Ada, on the other hand, is a wildcard of a different sort. Her past political activity means she is now suspected of planning a “revolution in Birmingham,” which I’m sure felt very real to the people in charge back then, and now feels like the stupidest fear ever. That means the Shelbys are once again under threat from shadowy government forces.

They’re not the real threat, though. At least not right now. After the Shelbys vote for intrafamily peace (with two votes for truce through abstention, because they run family meetings like board meetings) they declare war on the mafia. Vendetta, we are told, is both “eye for an eye” and “we take two of theirs for every one of ours.”

On Team Shelby, or at least subbing in, is Abarama Gold, who is so frightening that even Johnny Dogs is horrified that Tommy has brought him in. Played by Aidan Gillen, who should just use his real accent so his struggles with every other accent stop distracting me from his otherwise excellent acting, Abarama is yet another wildcard. His back and forth with Charlie and Tommy about the yard and the bet and the boxing was so masterful, especially the way Tommy called his bluff but then let the mood ease by declaring a late Christmas. But just as young Charlie is Tommy’s weakness, and Michael is Polly’s weakness, is Bonnie Abarama’s weakness?

Maybe yes, maybe no. At the very least, Bonnie Gold gave us our Symbol of the Week: the boxing match between the heavyweight and the welterweight. It’s the little guy who wins, and not only because no one expects it: he’s also just very, very good.

That sort of “sport between gentlemen” emerges as a guiding principle throughout the episode. We see it when Tommy and Abarama have their pissing match. When Tommy uses the funeral as a snare to trap on-the-make Italians. We see Linda break the rules when she dismisses Arthur in front of everyone, but we see the gentlemen’s rules emerge again in Tommy’s disclosure to Jessie Eden that he wants the general strike to happen because the chaos will be his cover.

And we see that sense of sport—blood sport, of course, since this is Peaky Blinders —in the spectacular confrontation between Luca Changretta and Tommy. They stake their claims, they make their moves, and they agree on the rules of the game. The question we’re left with is whether the heavyweight (the mafia) can be taken down by the scrappy kid from the wrong side of the tracks.

I’d say it’s 60/40 odds in his favor.

Bits and Pieces:

• This Week in Curly: “Well, now [Tommy’s] got the Americans after him, he’s a bit hard on people…They call them the mafia…There’s 15 of them, yeah, they want to kill us all, but we got guns and grenades and Polly’s back, so it’s gonna be okay, yeah. I’ll get the horse.”

• Hey, it’s May Carlton! She’s wonderful. And I am so amused that Tommy clearly called her in to protect his prize horse from the mafiosi, and that Curly more worried that May will use a crop on the horse than that the entire Shelby clan is camped out in a self-created warzone.
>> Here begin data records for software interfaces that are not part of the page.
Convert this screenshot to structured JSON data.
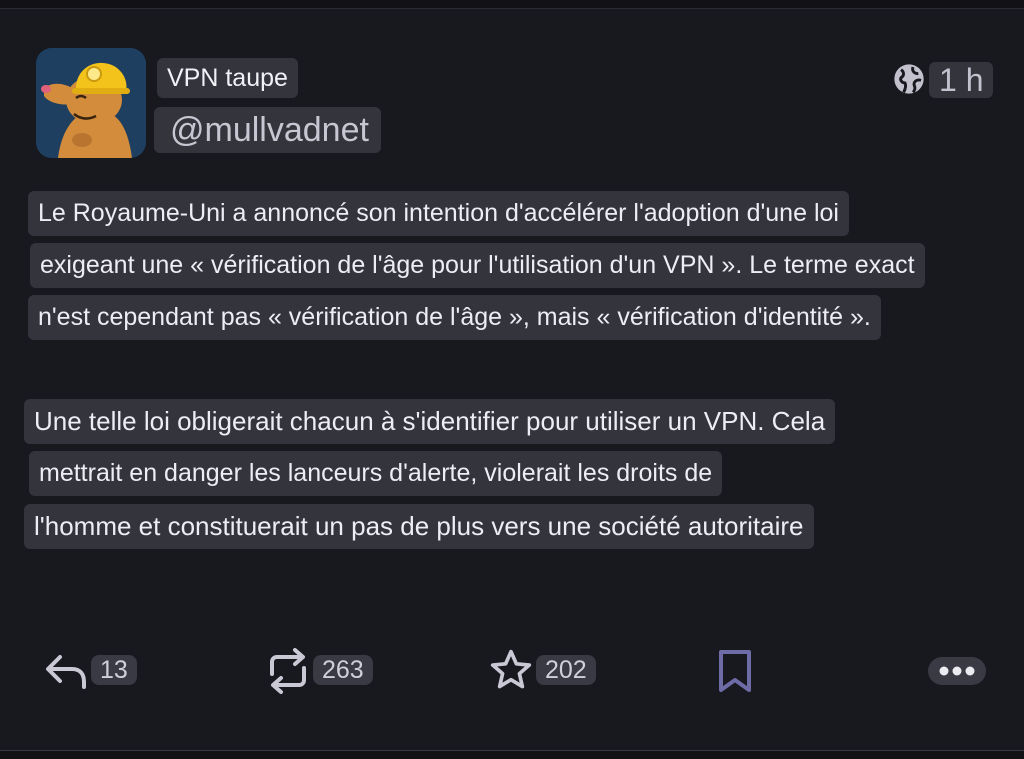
{
  "author": {
    "display_name": "VPN taupe",
    "handle": "@mullvadnet",
    "avatar_icon": "mole-miner-avatar-icon"
  },
  "meta": {
    "visibility_icon": "globe-icon",
    "time": "1 h"
  },
  "content": {
    "paragraph1": [
      "Le Royaume-Uni a annoncé son intention d'accélérer l'adoption d'une loi",
      "exigeant une « vérification de l'âge pour l'utilisation d'un VPN ». Le terme exact",
      "n'est cependant pas « vérification de l'âge », mais « vérification d'identité »."
    ],
    "paragraph2": [
      "Une telle loi obligerait chacun à s'identifier pour utiliser un VPN. Cela",
      "mettrait en danger les lanceurs d'alerte, violerait les droits de",
      "l'homme et constituerait un pas de plus vers une société autoritaire"
    ]
  },
  "actions": {
    "reply": {
      "icon": "reply-icon",
      "count": "13"
    },
    "boost": {
      "icon": "boost-icon",
      "count": "263"
    },
    "favourite": {
      "icon": "star-icon",
      "count": "202"
    },
    "bookmark": {
      "icon": "bookmark-icon"
    },
    "more": {
      "icon": "more-icon"
    }
  },
  "colors": {
    "background": "#18181f",
    "chip": "#34343d",
    "avatar_bg": "#1f3f61",
    "helmet": "#f3c21b",
    "mole": "#d28c3c"
  }
}
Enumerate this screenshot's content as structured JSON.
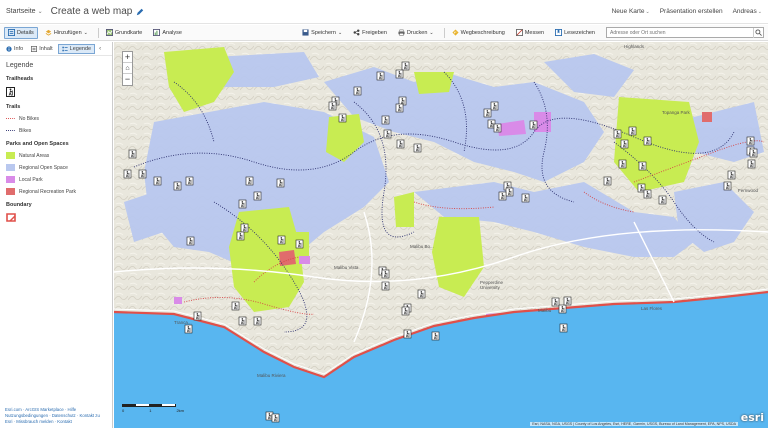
{
  "header": {
    "home_label": "Startseite",
    "map_title": "Create a web map",
    "new_map_label": "Neue Karte",
    "presentation_label": "Präsentation erstellen",
    "user_label": "Andreas"
  },
  "toolbar": {
    "details_label": "Details",
    "add_label": "Hinzufügen",
    "basemap_label": "Grundkarte",
    "analysis_label": "Analyse",
    "save_label": "Speichern",
    "share_label": "Freigeben",
    "print_label": "Drucken",
    "directions_label": "Wegbeschreibung",
    "measure_label": "Messen",
    "bookmarks_label": "Lesezeichen",
    "search_placeholder": "Adresse oder Ort suchen"
  },
  "panel": {
    "tabs": [
      {
        "label": "Info"
      },
      {
        "label": "Inhalt"
      },
      {
        "label": "Legende"
      }
    ],
    "heading": "Legende",
    "sections": {
      "trailheads": "Trailheads",
      "trails": "Trails",
      "trail_no_bikes": "No Bikes",
      "trail_bikes": "Bikes",
      "parks": "Parks and Open Spaces",
      "natural_areas": "Natural Areas",
      "regional_open_space": "Regional Open Space",
      "local_park": "Local Park",
      "regional_recreation_park": "Regional Recreation Park",
      "boundary": "Boundary"
    },
    "footer_lines": [
      "Esri.com · ArcGIS Marketplace · Hilfe",
      "Nutzungsbedingungen · Datenschutz · Kontakt zu",
      "Esri · Missbrauch melden · Kontakt"
    ]
  },
  "map": {
    "scale_labels": [
      "0",
      "1",
      "2km"
    ],
    "attribution": "Esri, NASA, NGA, USGS | County of Los Angeles, Esri, HERE, Garmin, USGS, Bureau of Land Management, EPA, NPS, USDA",
    "logo": "esri",
    "places": [
      "Highlands",
      "Topanga Park",
      "Fernwood",
      "Malibu Vista",
      "Malibu Bo...",
      "Pepperdine University",
      "Malibu",
      "Tranca...",
      "Malibu Riviera",
      "Las Flores"
    ]
  },
  "colors": {
    "natural_areas": "#c8ec52",
    "regional_open_space": "#b9c8ef",
    "local_park": "#d98be8",
    "regional_recreation_park": "#e06c6c",
    "boundary": "#e0504a",
    "ocean": "#58b6f0",
    "land": "#ebe9e0",
    "accent": "#2a6cb0"
  }
}
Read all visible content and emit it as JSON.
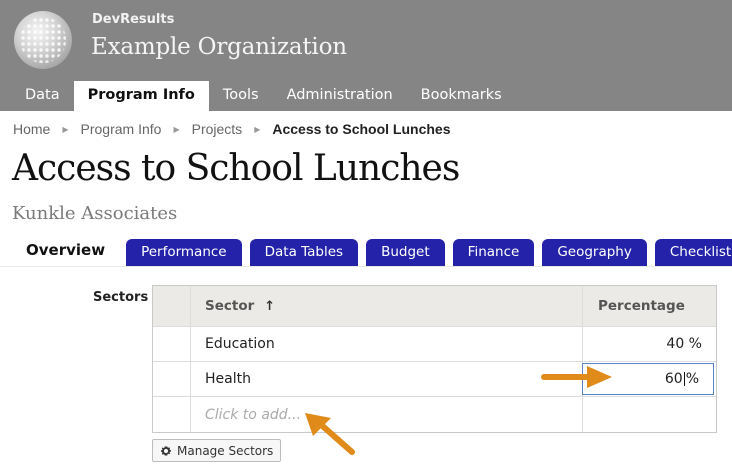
{
  "header": {
    "brand": "DevResults",
    "organization": "Example Organization",
    "nav": [
      {
        "label": "Data",
        "active": false
      },
      {
        "label": "Program Info",
        "active": true
      },
      {
        "label": "Tools",
        "active": false
      },
      {
        "label": "Administration",
        "active": false
      },
      {
        "label": "Bookmarks",
        "active": false
      }
    ]
  },
  "breadcrumb": {
    "items": [
      "Home",
      "Program Info",
      "Projects"
    ],
    "current": "Access to School Lunches"
  },
  "project": {
    "title": "Access to School Lunches",
    "subtitle": "Kunkle Associates"
  },
  "tabs": [
    {
      "label": "Overview",
      "active": true
    },
    {
      "label": "Performance",
      "active": false
    },
    {
      "label": "Data Tables",
      "active": false
    },
    {
      "label": "Budget",
      "active": false
    },
    {
      "label": "Finance",
      "active": false
    },
    {
      "label": "Geography",
      "active": false
    },
    {
      "label": "Checklists",
      "active": false
    }
  ],
  "sectors": {
    "label": "Sectors",
    "columns": {
      "sector": "Sector",
      "percentage": "Percentage",
      "sort_icon": "arrow-up-icon"
    },
    "rows": [
      {
        "sector": "Education",
        "percentage": "40 %"
      },
      {
        "sector": "Health",
        "percentage_before_caret": "60",
        "percentage_after_caret": "%"
      }
    ],
    "add_placeholder": "Click to add...",
    "manage_button": "Manage Sectors"
  },
  "colors": {
    "header_bg": "#858585",
    "tab_bg": "#2322a8",
    "annotation_arrow": "#e08a1a"
  }
}
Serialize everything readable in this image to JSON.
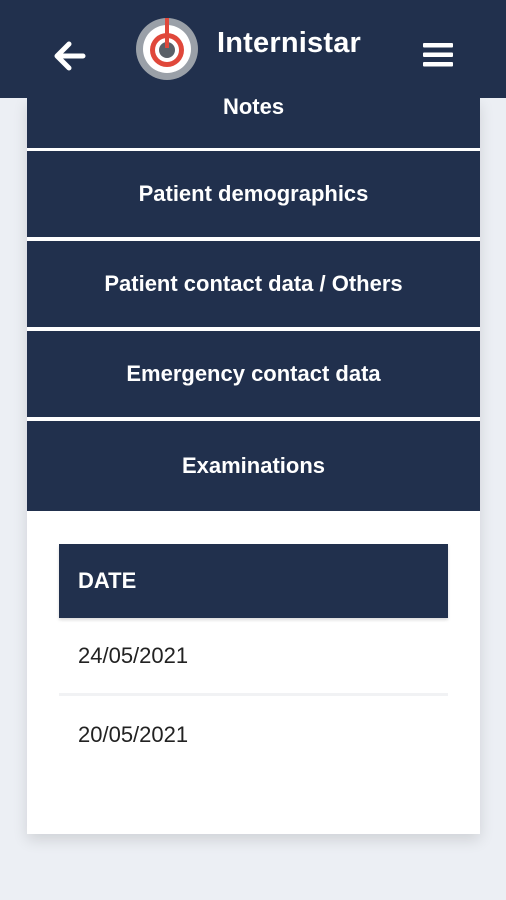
{
  "header": {
    "title": "Internistar",
    "back_icon": "arrow-left-icon",
    "logo_icon": "power-target-logo",
    "menu_icon": "hamburger-menu-icon",
    "colors": {
      "navy": "#21304d",
      "logo_red": "#e0483b",
      "logo_gray": "#9aa0a8"
    }
  },
  "sections": [
    {
      "label": "Notes"
    },
    {
      "label": "Patient demographics"
    },
    {
      "label": "Patient contact data / Others"
    },
    {
      "label": "Emergency contact data"
    },
    {
      "label": "Examinations"
    }
  ],
  "examinations_table": {
    "header": "DATE",
    "rows": [
      "24/05/2021",
      "20/05/2021"
    ]
  }
}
• Do you think Polly and Michael will ever make it to Australia?

• Charlie and Johnny Dogs arguing about how to make Christmas dinner in a junkyard with steel poles that Charlie forged himself may be the greatest scene in this entire show.

• Adrien Brody did such a wonderful job channeling Marlon Brando that I think all the characters in this show should speak like that for the rest of the season.

This episode is obviously four out of four boxing matches.

Josie Kafka is a full-time cat servant and part-time rogue demon hunter. (What's a rogue demon?)

1 comment:

  1. Josie, that's such an interesting point about the reason for Tommy's lack of fear, and about filling time. I've often wondered what I'd be doing in other time periods and other circumstances.

    So Michael lives! Two cast members would have probably been too much. When is Polly going to internalize that Michael is Tommy's clone and not like her?

    I love Adrien Brody's Godfather impression. It has to be deliberate.

    And I missed Small Heath. It's so gray and black and smoky and ugly, like Hell.


We love comments! We moderate because of spam and trolls, but don't let that stop you! It’s never too late to comment on an old show, but please don’t spoil future episodes for newbies.